I just read a great editorial from Jonathan Nalder on the Australian MacTalk blog titled Is Education the cartel that technology like the iPad will break next? After attending the SXSWedu event a couple of weeks ago, his article was perfectly timed to get my brain storming about what it means to be in this time of rapid technology innovation combined with the school reform rhetoric that has been brewing over the past few years.
I encourage you to read his editorial before you go much further, but the gist is whether a tool like the iPad will break educational system cartel much like technology like the Internet, the iPod and iTunes broke the music cartel. He also makes the point that technology can have a similar impact on other cartels, such as journalism and newspapers.
In my head I replaced the word cartel with system. We have several industrial systems in place across the world and technology is certainly being disruptive in many of them. For example, the energy industry is seeing rapid advancement in energy sources. We seem to be reaching a point where, much like music, we may soon be able to pick and choose our sources of energy. You soon could have affordable alternatives to traditional electrical production such as solar, wind, gas, etc. The dominance of the existing electrical system, particularly in the U.S., has great influence over how much choice consumers have and they can control the energy market. But the big question is when and what will the technological breakthrough be that will give the consumer a viable alternative. As with the music industry, a single announcement from a single company can disrupt and forever change and shape our electrical system.

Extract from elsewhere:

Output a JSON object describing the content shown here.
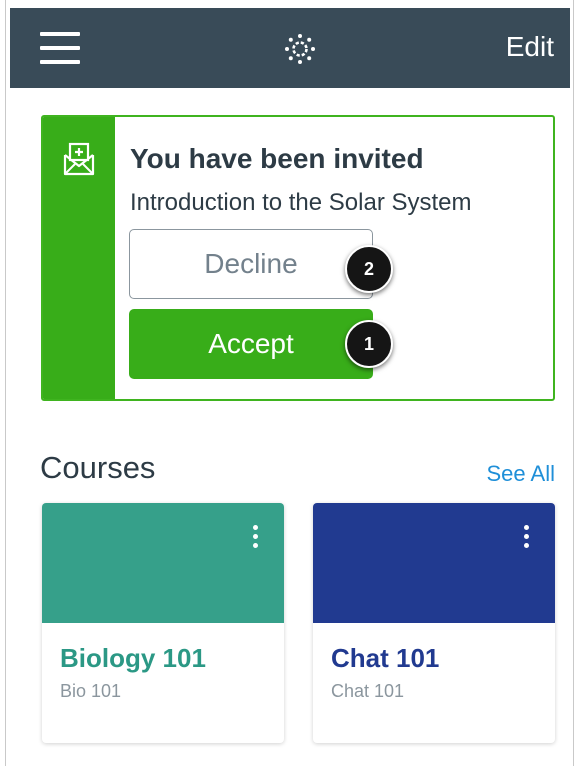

The educational system has its own, very unique challenge that other industries will never face: a seven year old child. I choose the seven year old child as a prime example of where a person is in a very critical time in their development. By the time a person is seven years old they have been in the educational system a couple of years, they understand learning, they are still eager, they absorb knowledge and skills like a sponge. But, at the same time, they are naive, dependent on adults for survival, and lacking the experience and intelligence needed to grow intellectually without some real assistance.
These seven year old children, and there are millions of them in the U.S., are really holding up the educational market place. This market place really wants access to that seven year old as a consumer and the educational system is not really budging. Why?
In the future, education will be more about process than about access and content. Access and content have become almost free in the last couple of years. As more and more smart mobile devices get in the hands of parents and students, the sky is the limit for access and content.
Content is practically free for educational systems. There is hardly any content that you cannot find, for free, to learn. With unlimited capacity, the Internet has proven to be the greatest storehouse of information the world will ever know.
Access is where the money is being made. The Web, software, apps, online learning, tablets, laptops, desktops, smartphones, and who knows what else are the doors to the student consumer. They allow the student to get access to all that content. Entrepreneurs know that if they can build the right tool, then they get access to the consumer.
The real issue then becomes more about the process of delivery. There are very practical issues that have to be addressed. For example, modern western culture does not have a place for millions of seven year olds to spend their day while the parents go to their work. While the workplace is transforming, will it ever reach a place where all parents will have the time to be with their children during the day?
Also, while my 11-year old boy has the ability to learn anything he wants, what is the guide and motivation to learn what he needs? For that matter, what our society needs him to learn?
So, the content is in place. The access is almost in place. But we have not delivered on the process. I don't think anyone is really close to figuring that out. I think it is one of the reasons the traditional classroom and school has such a strong hold. It is a process and delivery method that has a proven track record to guarantee results. The track record and results may not be what we need now but no one has really delivered a real and present alternative to the existing system.